#### What you are asked to do
Using the data below, work out how many lines contain "Cartão", and report only that number.

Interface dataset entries
• • •

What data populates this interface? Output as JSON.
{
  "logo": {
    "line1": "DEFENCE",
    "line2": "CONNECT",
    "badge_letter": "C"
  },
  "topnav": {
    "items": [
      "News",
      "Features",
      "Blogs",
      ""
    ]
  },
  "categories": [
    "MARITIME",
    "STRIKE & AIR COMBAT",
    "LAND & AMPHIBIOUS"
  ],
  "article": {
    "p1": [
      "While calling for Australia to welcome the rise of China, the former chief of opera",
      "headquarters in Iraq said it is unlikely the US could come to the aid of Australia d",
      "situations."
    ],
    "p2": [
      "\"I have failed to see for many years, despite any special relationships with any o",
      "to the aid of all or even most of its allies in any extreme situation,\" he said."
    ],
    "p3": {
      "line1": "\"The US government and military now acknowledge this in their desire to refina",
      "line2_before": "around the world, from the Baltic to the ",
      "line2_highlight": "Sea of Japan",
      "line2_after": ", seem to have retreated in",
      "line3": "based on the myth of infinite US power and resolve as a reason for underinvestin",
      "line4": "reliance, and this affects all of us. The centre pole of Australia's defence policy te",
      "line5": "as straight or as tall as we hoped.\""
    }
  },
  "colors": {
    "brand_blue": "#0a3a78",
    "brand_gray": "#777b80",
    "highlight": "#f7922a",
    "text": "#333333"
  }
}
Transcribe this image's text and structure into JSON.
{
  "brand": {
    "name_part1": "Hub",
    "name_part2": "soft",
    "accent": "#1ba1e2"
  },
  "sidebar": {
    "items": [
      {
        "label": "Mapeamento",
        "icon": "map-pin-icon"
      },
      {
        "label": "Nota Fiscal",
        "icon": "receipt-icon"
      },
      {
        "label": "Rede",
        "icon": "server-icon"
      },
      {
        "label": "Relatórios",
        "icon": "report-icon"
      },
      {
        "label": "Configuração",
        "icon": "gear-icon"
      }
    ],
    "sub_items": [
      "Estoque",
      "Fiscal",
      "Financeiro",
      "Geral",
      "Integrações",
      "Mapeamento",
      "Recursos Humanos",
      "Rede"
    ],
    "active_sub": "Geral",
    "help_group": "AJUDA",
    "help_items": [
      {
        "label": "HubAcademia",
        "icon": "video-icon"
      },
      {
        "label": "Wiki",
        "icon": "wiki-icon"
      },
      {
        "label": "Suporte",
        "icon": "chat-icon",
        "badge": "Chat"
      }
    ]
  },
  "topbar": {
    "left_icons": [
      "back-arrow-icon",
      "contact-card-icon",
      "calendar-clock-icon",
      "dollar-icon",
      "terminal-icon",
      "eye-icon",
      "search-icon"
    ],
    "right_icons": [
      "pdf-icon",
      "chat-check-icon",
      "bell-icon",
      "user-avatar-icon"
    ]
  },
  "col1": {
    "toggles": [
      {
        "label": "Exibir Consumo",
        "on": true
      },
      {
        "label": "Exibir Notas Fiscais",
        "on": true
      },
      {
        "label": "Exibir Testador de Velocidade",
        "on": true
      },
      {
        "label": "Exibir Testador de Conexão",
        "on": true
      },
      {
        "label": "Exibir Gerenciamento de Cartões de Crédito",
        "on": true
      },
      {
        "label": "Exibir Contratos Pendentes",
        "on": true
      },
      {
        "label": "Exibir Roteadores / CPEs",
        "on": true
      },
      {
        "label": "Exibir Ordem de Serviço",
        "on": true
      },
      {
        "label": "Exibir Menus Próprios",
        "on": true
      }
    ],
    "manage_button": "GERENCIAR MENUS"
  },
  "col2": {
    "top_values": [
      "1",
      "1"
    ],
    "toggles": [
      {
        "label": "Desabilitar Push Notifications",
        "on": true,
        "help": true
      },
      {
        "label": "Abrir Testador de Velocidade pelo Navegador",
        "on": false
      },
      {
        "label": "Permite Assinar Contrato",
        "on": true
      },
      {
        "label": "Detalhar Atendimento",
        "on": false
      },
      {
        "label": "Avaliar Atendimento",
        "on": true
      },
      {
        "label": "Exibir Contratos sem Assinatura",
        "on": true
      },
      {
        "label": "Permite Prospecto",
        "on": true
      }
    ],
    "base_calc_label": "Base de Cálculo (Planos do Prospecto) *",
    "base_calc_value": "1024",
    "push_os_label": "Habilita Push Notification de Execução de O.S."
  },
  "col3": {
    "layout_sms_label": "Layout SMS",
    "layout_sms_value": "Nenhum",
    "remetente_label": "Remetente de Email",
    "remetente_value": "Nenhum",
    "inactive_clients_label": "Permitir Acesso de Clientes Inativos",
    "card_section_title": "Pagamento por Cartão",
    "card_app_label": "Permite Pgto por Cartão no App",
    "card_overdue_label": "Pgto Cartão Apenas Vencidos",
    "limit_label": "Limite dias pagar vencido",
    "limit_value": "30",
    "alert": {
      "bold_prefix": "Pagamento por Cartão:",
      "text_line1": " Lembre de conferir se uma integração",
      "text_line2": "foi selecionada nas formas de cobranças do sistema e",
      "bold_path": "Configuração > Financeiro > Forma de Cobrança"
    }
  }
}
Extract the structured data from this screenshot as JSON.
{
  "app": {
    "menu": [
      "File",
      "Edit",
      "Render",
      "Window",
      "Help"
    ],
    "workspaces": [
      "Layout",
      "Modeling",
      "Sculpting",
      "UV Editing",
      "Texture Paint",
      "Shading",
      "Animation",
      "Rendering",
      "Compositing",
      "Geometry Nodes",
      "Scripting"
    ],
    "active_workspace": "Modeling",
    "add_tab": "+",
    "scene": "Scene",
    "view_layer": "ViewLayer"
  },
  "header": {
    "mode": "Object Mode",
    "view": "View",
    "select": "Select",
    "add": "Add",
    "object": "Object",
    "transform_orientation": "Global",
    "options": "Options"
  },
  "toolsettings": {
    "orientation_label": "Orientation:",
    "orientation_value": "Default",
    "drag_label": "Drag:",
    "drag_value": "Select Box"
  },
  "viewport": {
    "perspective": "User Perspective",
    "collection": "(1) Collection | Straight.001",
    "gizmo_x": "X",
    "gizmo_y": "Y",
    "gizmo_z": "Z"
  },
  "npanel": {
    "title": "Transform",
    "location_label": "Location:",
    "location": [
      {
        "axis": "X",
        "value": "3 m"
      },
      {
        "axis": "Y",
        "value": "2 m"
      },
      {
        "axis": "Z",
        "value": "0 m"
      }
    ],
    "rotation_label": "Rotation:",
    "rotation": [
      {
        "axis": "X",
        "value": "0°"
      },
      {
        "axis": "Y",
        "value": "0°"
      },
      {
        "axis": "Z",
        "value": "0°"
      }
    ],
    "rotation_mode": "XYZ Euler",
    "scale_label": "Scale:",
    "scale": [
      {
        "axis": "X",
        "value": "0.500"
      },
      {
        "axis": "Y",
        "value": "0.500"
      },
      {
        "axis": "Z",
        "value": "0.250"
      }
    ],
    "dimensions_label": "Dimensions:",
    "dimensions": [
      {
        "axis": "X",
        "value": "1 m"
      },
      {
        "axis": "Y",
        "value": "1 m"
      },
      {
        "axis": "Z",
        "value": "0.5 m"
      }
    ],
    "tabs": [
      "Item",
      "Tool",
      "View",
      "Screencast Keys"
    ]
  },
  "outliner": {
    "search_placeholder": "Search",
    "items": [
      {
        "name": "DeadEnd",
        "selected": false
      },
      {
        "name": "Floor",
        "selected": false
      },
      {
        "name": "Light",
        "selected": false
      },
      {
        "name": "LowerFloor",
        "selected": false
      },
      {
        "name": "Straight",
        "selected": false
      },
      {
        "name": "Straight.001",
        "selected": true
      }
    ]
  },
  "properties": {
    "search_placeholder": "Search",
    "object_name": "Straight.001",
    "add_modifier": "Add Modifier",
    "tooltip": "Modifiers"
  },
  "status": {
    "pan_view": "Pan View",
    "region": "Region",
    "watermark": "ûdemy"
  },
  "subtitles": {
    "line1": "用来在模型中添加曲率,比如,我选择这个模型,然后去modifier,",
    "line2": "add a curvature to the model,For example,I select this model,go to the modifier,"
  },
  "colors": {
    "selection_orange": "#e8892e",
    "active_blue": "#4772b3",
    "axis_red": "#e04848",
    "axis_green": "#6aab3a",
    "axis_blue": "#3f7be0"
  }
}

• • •

#### Problem solution
4